▶ [Exercise goal] Copy the entries out again in full.

Data START

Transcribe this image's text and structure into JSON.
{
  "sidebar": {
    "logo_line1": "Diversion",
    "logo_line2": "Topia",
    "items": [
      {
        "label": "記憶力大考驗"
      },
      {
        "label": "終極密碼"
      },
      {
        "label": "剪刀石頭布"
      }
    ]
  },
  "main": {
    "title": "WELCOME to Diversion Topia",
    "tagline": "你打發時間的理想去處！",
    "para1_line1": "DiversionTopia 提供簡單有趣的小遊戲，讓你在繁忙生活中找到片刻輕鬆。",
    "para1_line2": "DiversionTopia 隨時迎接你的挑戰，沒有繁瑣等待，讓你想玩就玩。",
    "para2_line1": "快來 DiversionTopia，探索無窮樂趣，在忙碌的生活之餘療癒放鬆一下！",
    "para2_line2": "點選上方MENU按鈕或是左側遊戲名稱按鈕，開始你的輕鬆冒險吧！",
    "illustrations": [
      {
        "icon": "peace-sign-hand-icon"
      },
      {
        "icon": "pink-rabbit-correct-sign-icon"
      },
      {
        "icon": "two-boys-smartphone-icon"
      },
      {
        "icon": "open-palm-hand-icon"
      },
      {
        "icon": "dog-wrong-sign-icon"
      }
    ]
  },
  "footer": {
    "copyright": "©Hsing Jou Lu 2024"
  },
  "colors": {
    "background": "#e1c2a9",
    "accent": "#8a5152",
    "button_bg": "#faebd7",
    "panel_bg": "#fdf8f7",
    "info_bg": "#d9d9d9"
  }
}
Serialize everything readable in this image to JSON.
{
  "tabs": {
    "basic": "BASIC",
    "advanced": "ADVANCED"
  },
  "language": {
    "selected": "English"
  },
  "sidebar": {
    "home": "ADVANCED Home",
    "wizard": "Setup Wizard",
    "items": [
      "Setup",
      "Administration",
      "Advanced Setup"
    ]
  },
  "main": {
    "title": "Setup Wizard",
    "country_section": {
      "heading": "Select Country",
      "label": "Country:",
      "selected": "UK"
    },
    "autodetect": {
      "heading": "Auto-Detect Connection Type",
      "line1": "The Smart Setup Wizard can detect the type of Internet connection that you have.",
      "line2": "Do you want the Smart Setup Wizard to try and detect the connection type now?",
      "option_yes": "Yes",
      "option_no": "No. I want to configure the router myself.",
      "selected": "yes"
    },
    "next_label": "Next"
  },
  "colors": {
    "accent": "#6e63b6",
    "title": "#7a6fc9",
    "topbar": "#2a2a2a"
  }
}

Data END

▶ [Task solution]
Transcribe this image's text and structure into JSON.
{
  "sidebar": {
    "logo_line1": "Diversion",
    "logo_line2": "Topia",
    "items": [
      {
        "label": "記憶力大考驗"
      },
      {
        "label": "終極密碼"
      },
      {
        "label": "剪刀石頭布"
      }
    ]
  },
  "main": {
    "title": "WELCOME to Diversion Topia",
    "tagline": "你打發時間的理想去處！",
    "para1_line1": "DiversionTopia 提供簡單有趣的小遊戲，讓你在繁忙生活中找到片刻輕鬆。",
    "para1_line2": "DiversionTopia 隨時迎接你的挑戰，沒有繁瑣等待，讓你想玩就玩。",
    "para2_line1": "快來 DiversionTopia，探索無窮樂趣，在忙碌的生活之餘療癒放鬆一下！",
    "para2_line2": "點選上方MENU按鈕或是左側遊戲名稱按鈕，開始你的輕鬆冒險吧！",
    "illustrations": [
      {
        "icon": "peace-sign-hand-icon"
      },
      {
        "icon": "pink-rabbit-correct-sign-icon"
      },
      {
        "icon": "two-boys-smartphone-icon"
      },
      {
        "icon": "open-palm-hand-icon"
      },
      {
        "icon": "dog-wrong-sign-icon"
      }
    ]
  },
  "footer": {
    "copyright": "©Hsing Jou Lu 2024"
  },
  "colors": {
    "background": "#e1c2a9",
    "accent": "#8a5152",
    "button_bg": "#faebd7",
    "panel_bg": "#fdf8f7",
    "info_bg": "#d9d9d9"
  }
}
Serialize everything readable in this image to JSON.
{
  "tabs": {
    "basic": "BASIC",
    "advanced": "ADVANCED"
  },
  "language": {
    "selected": "English"
  },
  "sidebar": {
    "home": "ADVANCED Home",
    "wizard": "Setup Wizard",
    "items": [
      "Setup",
      "Administration",
      "Advanced Setup"
    ]
  },
  "main": {
    "title": "Setup Wizard",
    "country_section": {
      "heading": "Select Country",
      "label": "Country:",
      "selected": "UK"
    },
    "autodetect": {
      "heading": "Auto-Detect Connection Type",
      "line1": "The Smart Setup Wizard can detect the type of Internet connection that you have.",
      "line2": "Do you want the Smart Setup Wizard to try and detect the connection type now?",
      "option_yes": "Yes",
      "option_no": "No. I want to configure the router myself.",
      "selected": "yes"
    },
    "next_label": "Next"
  },
  "colors": {
    "accent": "#6e63b6",
    "title": "#7a6fc9",
    "topbar": "#2a2a2a"
  }
}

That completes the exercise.